Activity |
Would you go through the records below and copy each line with the string "name"?

Data shown |
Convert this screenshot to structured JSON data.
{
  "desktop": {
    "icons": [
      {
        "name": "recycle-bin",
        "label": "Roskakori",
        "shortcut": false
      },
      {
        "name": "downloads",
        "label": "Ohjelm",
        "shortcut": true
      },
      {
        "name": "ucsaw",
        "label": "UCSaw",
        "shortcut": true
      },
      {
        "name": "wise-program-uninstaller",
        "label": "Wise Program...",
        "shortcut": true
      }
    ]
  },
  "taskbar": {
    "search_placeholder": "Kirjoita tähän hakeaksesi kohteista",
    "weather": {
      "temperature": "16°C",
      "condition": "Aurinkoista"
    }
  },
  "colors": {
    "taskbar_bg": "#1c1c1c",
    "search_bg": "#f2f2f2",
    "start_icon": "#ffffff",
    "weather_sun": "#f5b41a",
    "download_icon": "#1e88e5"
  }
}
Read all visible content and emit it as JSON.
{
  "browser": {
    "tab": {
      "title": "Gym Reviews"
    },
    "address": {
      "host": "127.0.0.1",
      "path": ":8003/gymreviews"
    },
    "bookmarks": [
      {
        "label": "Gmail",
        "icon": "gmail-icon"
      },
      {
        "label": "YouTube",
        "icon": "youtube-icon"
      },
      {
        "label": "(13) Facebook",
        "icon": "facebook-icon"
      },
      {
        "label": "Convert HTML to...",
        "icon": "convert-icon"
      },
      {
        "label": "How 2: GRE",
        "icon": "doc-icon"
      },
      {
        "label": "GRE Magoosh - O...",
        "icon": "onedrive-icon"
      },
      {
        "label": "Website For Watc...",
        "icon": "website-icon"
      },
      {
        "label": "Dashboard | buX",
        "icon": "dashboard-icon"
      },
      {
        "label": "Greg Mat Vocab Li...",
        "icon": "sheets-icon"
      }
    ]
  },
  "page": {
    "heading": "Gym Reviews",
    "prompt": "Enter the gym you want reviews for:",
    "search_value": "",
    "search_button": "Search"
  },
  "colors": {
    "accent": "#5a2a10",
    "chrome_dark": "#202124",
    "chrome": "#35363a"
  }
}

Answer box |
        "name": "recycle-bin",
        "name": "downloads",
        "name": "ucsaw",
        "name": "wise-program-uninstaller",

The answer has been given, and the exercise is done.